San Juan Capistrano is a city in South Orange County that is seeped in local history. Mission San Juan Capistrano has been the center of this historic area for over 200 years. Originally built to expand the territorial boundaries of Spain and convert the Native Americans to Christianity, this mission is the 7th of 21 missions along the California coast. It has been the property of three different countries- Spain, Mexico, and the USA- and is now owned by the Catholic Church. When wandering through here, you’ll find lush gardens, buildings, and monuments that pay homage to the Mission’s Native American, Spanish, and Mexican heritage.
Down the street from the Mission is the Los Rios District. Known as the oldest neighborhood in California, mission ranch workers made their homes here in the late 1700’s. Some of the forty remaining homes have been converted to small restaurants, cafes, and shops.
Events: The biggest event in San Juan Capistrano is the Swallows Day Parade in mid-March. Every winter, swallows head down to Argentina and return to California every March to rebuild their mud nests at the Mission San Juan Capistrano. This event celebrates the return of the swallows with an old western parade!
My Favorite Day Trip in Orange County
If you’re looking for a quick day trip, my favorite place to go is where “the turf meets the surf” at Del Mar Race Track.
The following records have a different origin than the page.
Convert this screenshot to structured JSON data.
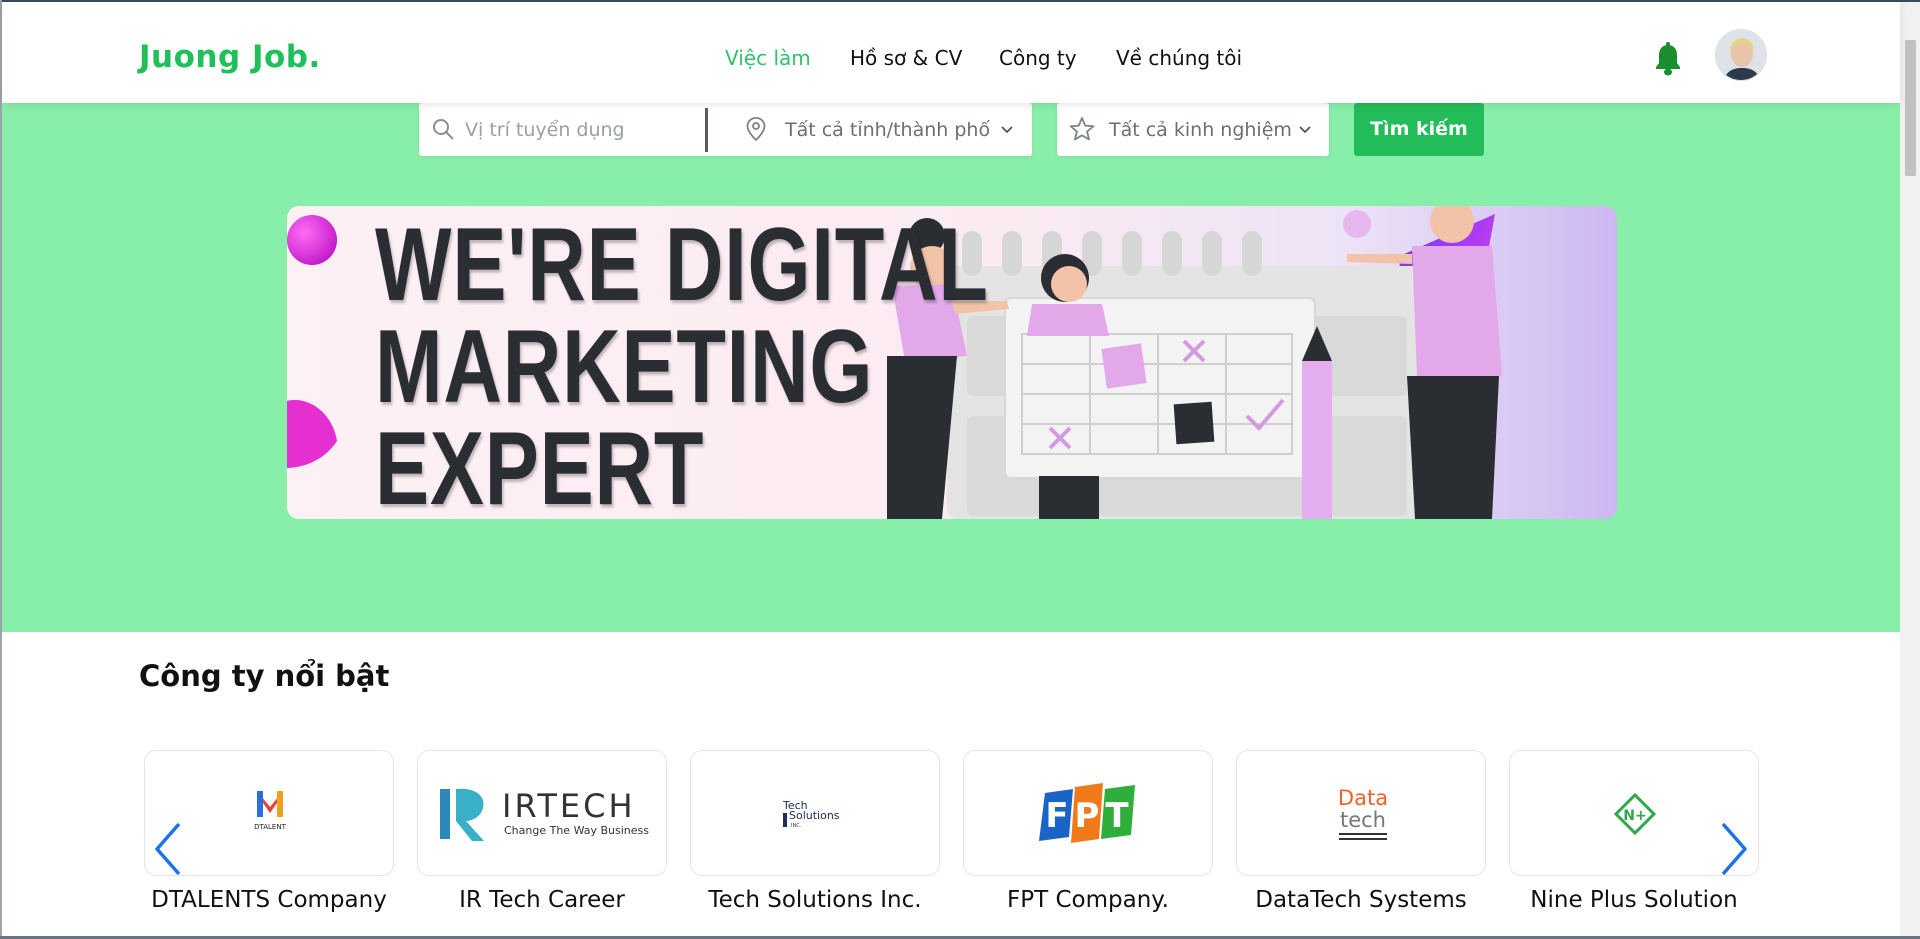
{
  "header": {
    "logo": "Juong Job.",
    "nav": [
      "Việc làm",
      "Hồ sơ & CV",
      "Công ty",
      "Về chúng tôi"
    ],
    "active_nav": "Việc làm",
    "icons": [
      "bell-icon",
      "user-avatar"
    ]
  },
  "search": {
    "keyword_placeholder": "Vị trí tuyển dụng",
    "location": "Tất cả tỉnh/thành phố",
    "experience": "Tất cả kinh nghiệm",
    "button_label": "Tìm kiếm"
  },
  "banner": {
    "title_lines": [
      "WE'RE DIGITAL",
      "MARKETING",
      "EXPERT"
    ]
  },
  "companies": {
    "title": "Công ty nổi bật",
    "items": [
      {
        "name": "DTALENTS Company",
        "logo_text": "DTALENT"
      },
      {
        "name": "IR Tech Career",
        "logo_text": "IRTECH",
        "logo_tagline": "Change The Way Business"
      },
      {
        "name": "Tech Solutions Inc.",
        "logo_text": "Tech Solutions"
      },
      {
        "name": "FPT Company.",
        "logo_text": "FPT"
      },
      {
        "name": "DataTech Systems",
        "logo_text": "Data tech"
      },
      {
        "name": "Nine Plus Solution",
        "logo_text": "N+"
      }
    ]
  },
  "colors": {
    "brand": "#1fbf5a",
    "hero_bg": "#88efab",
    "button": "#22bd58",
    "arrow": "#1a73e8"
  }
}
Put on your floppy hat, pick your favorite horse, and hopefully cash out a big ticket! You can bring your own chairs to set up along the side of the track or spend a few extra bucks to get a seat in the grandstands.
During the summer, they often have beer festivals in the infield or concerts after the races. Check their website for racing schedules as this track is seasonal. Del Mar is roughly an hour drive south of Orange County. If you plan to drive, make sure to leave early as traffic can get quite heavy by mid-morning. Many people prefer to take the train and not deal with the hassle.
So there you have it- my hometown in a nutshell. My family loves to spend time outdoors, and with so many options here, I don’t think we’ll ever get bored!
Sarah is a new mom from Orange County, California who hopes to travel the world with her family. The Family Explorer is her ultimate list of travel experiences to have with her family and a chronicle their adventures along the way! Facebook: https://www.facebook.com/thefamilyexplorer/ Twitter: https://twitter.com/thefamexplorer Instagram: https://www.instagram.com/thefamilyexplorer/ Pinterest: https://www.pinterest.com/thefamilyex0380/